London: The treaty between Britain and Jordan which will eventually pave the way for radical Muslim cleric Abu Qatada to be deported from the UK has been officially published in Jordan.
The publishing in Jordanian government`s `Official Gazette is a necessary step before the treaty can be fully ratified and enforced.
"Whilst further steps remain, our focus is on seeing Abu Qatada on a plane to Jordan at the earliest opportunity," UK security minister James Brokenshire said.
An exchange of diplomatic letters is also necessary between the two countries.
Once the ratification process is complete, the UK government will need to restart deportation proceedings.
Last month, Jordan`s parliament approved the treaty with the UK designed to facilitate the deportation of 53-year-old Qatada.
Qatada has indicated he will not challenge deportation once the treaty has been fully ratified.
Britain has been trying to deport the cleric since 2005, who is wanted in his home country on terror-related charges.
He has been detained and released several times during the legal battle and is currently being held at Belmarsh prison in London after breaching a bail condition in March.
In 1999, he was convicted of the terrorism charges in his absence in Jordan and sentenced to life in prison.
He now faces a retrial on those charges, but his lawyers have said some of the evidence may have come from people who were tortured to make them implicate him.
The treaty ensures his right to a fair trial.
Qatada fled with his wife and children to the UK in 1993 using a forged UAE passport.
He requested asylum on grounds of religious persecution, claiming he had been tortured in Jordan.

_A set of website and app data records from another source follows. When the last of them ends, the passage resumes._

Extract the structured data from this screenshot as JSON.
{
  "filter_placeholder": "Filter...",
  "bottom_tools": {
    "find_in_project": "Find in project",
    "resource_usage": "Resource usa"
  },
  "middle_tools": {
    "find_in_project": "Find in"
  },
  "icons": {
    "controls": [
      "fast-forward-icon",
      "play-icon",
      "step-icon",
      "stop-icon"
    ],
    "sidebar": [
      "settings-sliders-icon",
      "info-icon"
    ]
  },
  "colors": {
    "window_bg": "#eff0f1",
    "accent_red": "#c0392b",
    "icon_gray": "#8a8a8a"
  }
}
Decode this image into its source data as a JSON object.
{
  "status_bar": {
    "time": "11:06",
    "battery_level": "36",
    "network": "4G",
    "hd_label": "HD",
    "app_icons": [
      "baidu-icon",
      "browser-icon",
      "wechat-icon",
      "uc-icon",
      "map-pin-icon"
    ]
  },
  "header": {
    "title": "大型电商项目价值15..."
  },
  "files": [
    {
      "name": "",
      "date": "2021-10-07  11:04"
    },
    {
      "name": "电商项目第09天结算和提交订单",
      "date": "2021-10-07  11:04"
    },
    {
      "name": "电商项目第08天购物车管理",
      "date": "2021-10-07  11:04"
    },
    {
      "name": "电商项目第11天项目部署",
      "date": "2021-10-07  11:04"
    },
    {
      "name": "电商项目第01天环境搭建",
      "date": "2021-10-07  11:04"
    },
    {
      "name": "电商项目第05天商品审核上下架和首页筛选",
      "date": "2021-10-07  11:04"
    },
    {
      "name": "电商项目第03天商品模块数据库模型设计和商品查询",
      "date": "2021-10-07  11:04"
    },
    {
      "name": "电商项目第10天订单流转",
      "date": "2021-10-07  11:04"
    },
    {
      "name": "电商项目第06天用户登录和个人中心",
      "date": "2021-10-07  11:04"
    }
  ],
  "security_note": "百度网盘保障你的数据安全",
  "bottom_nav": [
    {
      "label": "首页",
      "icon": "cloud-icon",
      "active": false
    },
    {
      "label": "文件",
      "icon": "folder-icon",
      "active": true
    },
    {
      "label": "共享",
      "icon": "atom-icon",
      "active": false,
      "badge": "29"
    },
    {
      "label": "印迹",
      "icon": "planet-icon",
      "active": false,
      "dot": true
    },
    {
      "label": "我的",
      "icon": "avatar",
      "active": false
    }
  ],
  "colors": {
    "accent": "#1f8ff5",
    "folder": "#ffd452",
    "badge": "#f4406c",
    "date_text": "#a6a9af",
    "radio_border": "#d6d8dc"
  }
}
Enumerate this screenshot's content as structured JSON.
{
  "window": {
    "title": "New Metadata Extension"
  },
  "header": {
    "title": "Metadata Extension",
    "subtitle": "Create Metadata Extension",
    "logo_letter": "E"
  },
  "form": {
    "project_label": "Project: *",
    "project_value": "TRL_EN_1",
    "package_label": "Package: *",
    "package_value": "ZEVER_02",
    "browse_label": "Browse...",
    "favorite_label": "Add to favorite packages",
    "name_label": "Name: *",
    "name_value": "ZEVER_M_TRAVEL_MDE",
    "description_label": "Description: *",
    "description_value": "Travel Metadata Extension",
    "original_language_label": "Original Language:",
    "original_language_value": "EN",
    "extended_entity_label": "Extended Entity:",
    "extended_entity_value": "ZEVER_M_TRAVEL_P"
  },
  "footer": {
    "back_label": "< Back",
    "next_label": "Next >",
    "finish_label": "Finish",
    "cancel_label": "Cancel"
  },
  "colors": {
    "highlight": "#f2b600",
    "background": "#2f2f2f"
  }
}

Qatada, wanted in Jordan on alleged terror charges, has fought against his deportation from the UK for almost eight years.